Interface dataset entries

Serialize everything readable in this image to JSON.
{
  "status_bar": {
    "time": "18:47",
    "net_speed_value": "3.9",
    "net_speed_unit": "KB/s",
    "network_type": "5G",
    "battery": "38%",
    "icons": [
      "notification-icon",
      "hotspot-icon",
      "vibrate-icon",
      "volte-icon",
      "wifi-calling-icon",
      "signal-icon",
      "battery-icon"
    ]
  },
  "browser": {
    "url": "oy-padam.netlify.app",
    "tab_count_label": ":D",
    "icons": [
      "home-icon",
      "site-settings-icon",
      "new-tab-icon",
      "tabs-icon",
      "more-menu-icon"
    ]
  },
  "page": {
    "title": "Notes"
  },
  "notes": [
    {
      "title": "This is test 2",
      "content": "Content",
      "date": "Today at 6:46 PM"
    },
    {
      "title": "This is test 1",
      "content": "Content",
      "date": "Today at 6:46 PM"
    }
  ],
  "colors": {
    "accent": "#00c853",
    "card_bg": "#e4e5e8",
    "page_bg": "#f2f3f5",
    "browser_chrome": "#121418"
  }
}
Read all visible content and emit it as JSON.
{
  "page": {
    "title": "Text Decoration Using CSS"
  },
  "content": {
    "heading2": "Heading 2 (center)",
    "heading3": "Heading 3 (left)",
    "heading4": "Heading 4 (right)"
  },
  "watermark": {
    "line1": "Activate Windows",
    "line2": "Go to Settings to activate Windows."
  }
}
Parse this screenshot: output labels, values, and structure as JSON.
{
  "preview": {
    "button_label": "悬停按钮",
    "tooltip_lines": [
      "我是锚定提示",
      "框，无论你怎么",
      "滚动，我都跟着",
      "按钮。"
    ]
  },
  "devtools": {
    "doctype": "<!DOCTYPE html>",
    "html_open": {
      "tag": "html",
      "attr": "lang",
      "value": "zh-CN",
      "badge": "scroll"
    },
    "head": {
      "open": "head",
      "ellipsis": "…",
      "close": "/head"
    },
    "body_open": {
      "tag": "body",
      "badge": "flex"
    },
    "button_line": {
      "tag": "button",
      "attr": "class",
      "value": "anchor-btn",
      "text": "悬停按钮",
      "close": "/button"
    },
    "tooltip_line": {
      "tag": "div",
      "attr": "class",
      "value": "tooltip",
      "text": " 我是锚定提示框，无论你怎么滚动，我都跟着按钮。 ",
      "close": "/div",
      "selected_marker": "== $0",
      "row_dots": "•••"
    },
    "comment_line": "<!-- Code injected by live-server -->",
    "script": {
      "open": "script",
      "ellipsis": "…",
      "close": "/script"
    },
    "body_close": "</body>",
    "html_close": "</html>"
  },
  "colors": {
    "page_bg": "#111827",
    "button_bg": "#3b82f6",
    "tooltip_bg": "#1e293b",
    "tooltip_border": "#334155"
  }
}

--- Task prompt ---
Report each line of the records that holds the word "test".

--- Task result ---
      "title": "This is test 2",
      "title": "This is test 1",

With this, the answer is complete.